WAYLAND, Mich. — A national change shortage has begun to impact local businesses and their customers here in West Michigan.
“People aren't spending their coins fast enough and it's not moving through the supply chain quickly enough,” Dr Paul Isely, Associate Dean of Grand Valley's Seidman College of Business, told FOX 17 Friday.
“So what we're seeing right now is that many businesses don't have enough coins to to make change.”
Across the state customers are starting to see signs posted around businesses asking them to either pay in exact change, use a credit or debit card or round up their purchase amount to the nearest whole dollar.
Speedway gas stations are giving customers the option to round up their purchases and donate the would-be change to Children's Miracle Network Hospitals.
Jason Lueer lives and works in Wayland. While in line at a Speedway the other day he was taken aback when asked to round up his purchase.
“I was getting some drinks for the day. And once we got there, I paid for my for my drinks. My change was 92 cents. The guy says, I can't give you change. You need to round it up,” Lueer told FOX 17 Friday morning.
Lueer wasn't necessarily bothered by the situation, as 92 cents wont affect him financially and he supports the money going to a charity, particularly a local one, but he wanted others to be aware of it before going to check out.
"The bigger picture is 92 cents for me, it's not a big deal. 92 cents for someone that's really hurting, could be a big deal," he said.
Speedway did have a sign on their front door warning customers, but as Jason mentioned in our conversation, "there's been so many signs on the door saying you have to wear a mask, you have to do this. When you walk in and out, you're becoming numb to these things."
Dr Paul Isely says there is in fact a percentage of people hit harder by this shift in accepted payments.
“What we find is that this particular type of change in how you have to pay for things affects people who are less wealthy, who don't have access to those things," Dr Isely said.
"A larger proportion of the elderly still use more cash transactions.”
Though when the pandemic does eventually end and people are back out spending money, Dr Isely says this change shortage too shall pass.
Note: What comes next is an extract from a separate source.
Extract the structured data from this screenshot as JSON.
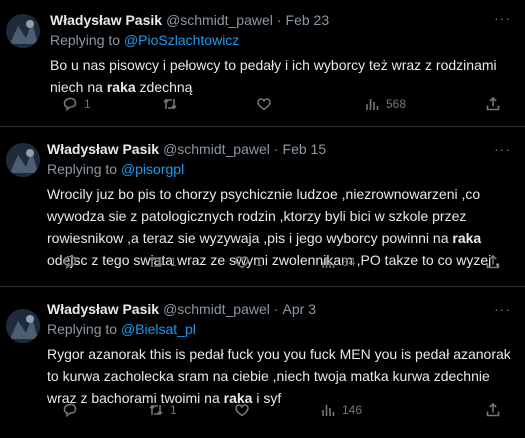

“It isn't probably going to affect the overall macro-economy, meaning having a shortage of change doesn't keep us from spending money in the end. The vast majority of people have another system and those that don't will start getting creative in how they deal with it,” he said.
Speedway's parent company provided the following statement to FOX 17 in regards to how they are handling the national coin shortage:
"As a result of the national coin shortage due to COVID-19, Speedway is encouraging customers to use debit, credit, or gift cards for their purchases. For those customers using cash, many of our stores simply do not have change available. We apologize for any inconvenience this may cause. In those situations, we are giving customers the option to round up to the nearest whole dollar. The rounded-up amount will be donated to affiliated Children’s Miracle Network Hospitals. All money raised stays right there in the community, benefitting local kids and their families.
Speedway has partnered with CMN Hospitals since 1991, raising more than $120 million thanks in large part to customers in our stores donating change in canisters at each register. While the coin shortage is less than ideal, the round-up campaign is a great way to help out local Children’s Miracle Network Hospitals."
Customers with concerns can reach out to Speedway’s Customer Service team at 1-800-643-1948